13. Programs, Signs, & Other Paper Goods
“Miscellaneous extras can sneak up on you and add up quickly, like ‘day of’ paper goods, such as programs, place cards, and signage,” says Tyler. “And don’t forget thank you notes!” In addition to your wedding invitations, you may choose to include a number of paper goods for your wedding day, and the cost of these items can vary greatly. Your contingency fund will help you get the look you want, even if it’s a last minute addition.
14. Extra Hours with Your Photographer or Videographer
“I find that a lot of couples book their photographer or cinematographer before having a solid event timeline in place and end up having to add time to their contracts closer to the wedding date,” notes Meg. Talk to your photographer or videographer about the cost of adding hours before you sign your initial contract so you won’t be too surprised by the expense.
15. Hotel Room(s) for You & Your Partner
Many couples choose to stay in a hotel room after their wedding, and some may also choose to stay in a hotel the night before the wedding as well. If you and your partner want to get ready separately, you may be looking at expenses for multiple rooms for multiple nights, and these expenses add up quickly.
16. Rehearsal Dinners or Morning After Brunch
“A few things that are frequently forgotten are costs for auxiliary events like rehearsal dinners and morning after brunches,” says Cindy. As your RSVPs roll in, you may find yourself wanting to enjoy more time with your out of town guests, and coordinating a morning after brunch can be a significant added expense.
If you can keep all of these extra expenses in mind while planning and account for a 10% contingency fund in your overall budget, you should be able to enjoy your wedding day without the extra stress of last minute costs.
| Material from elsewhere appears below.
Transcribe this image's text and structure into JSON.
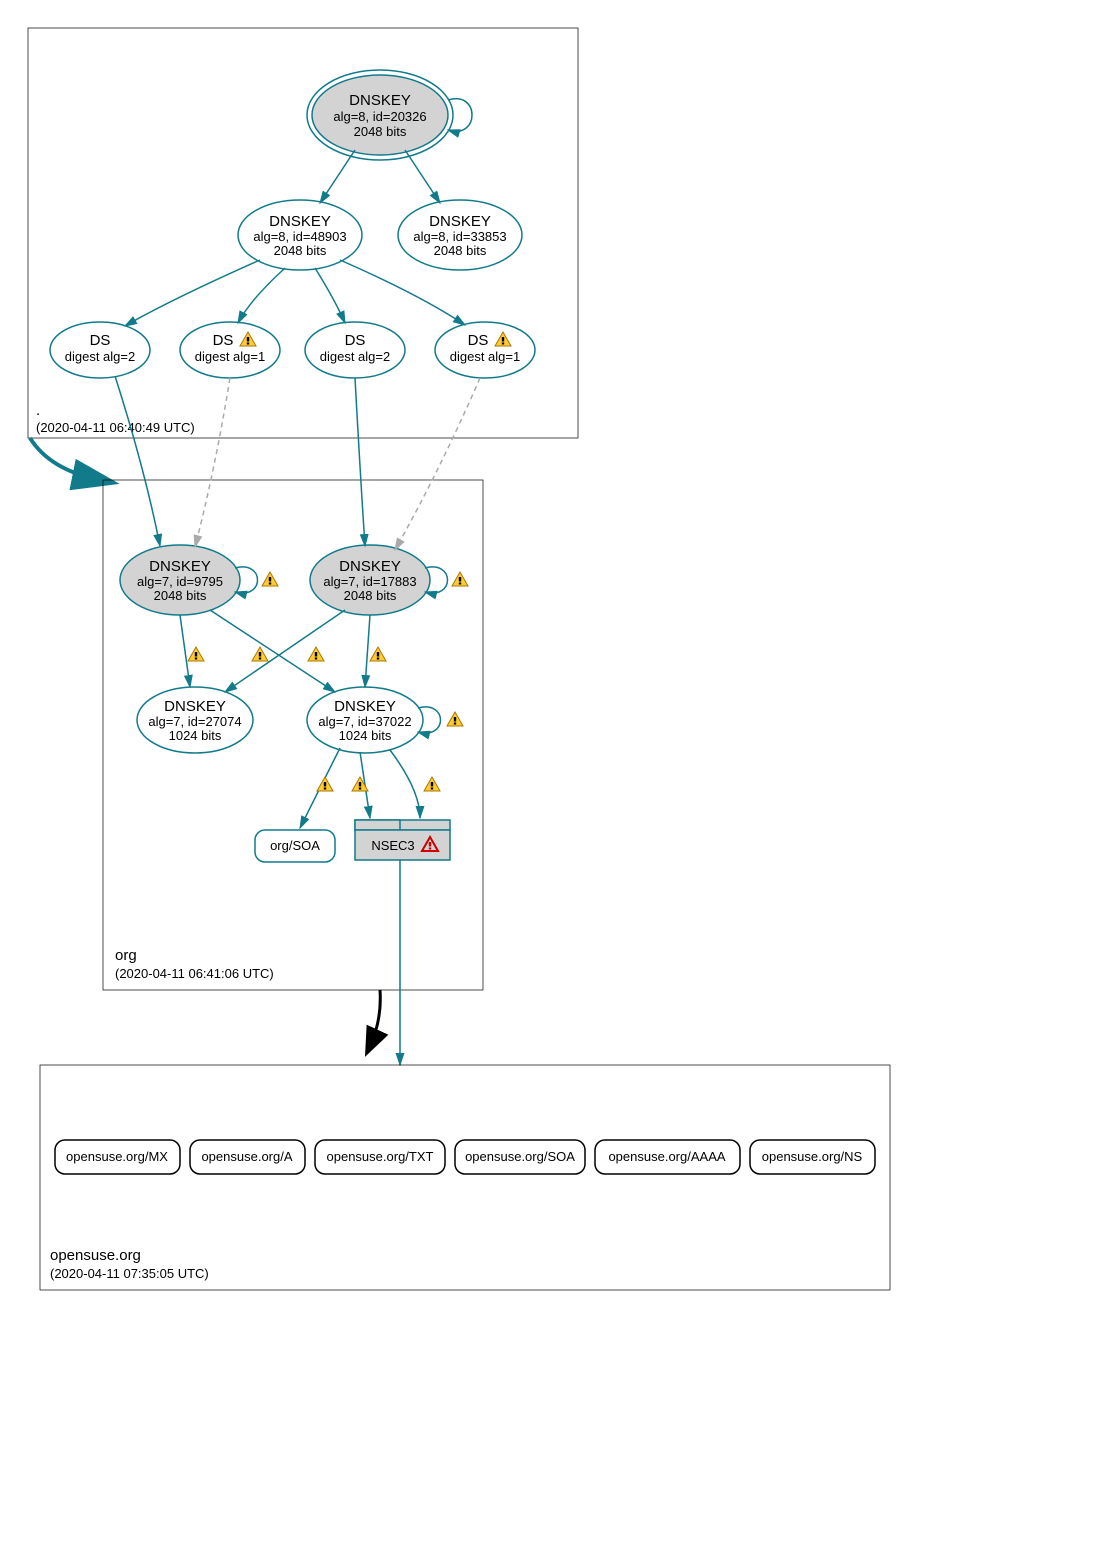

Jen Siomacco is the CEO and Editor-in-Chief of Catalyst Wedding Co. She works to mesh together her love of feminism, love stories, accessibility, equality, and design into the Catalyst brand. When she’s not traveling the country working to make the wedding industry a more inclusive place, she’s writing on her couch and snuggled up with her husband and SUPER lazy cats.
Photo by Tiffany Josephs Photography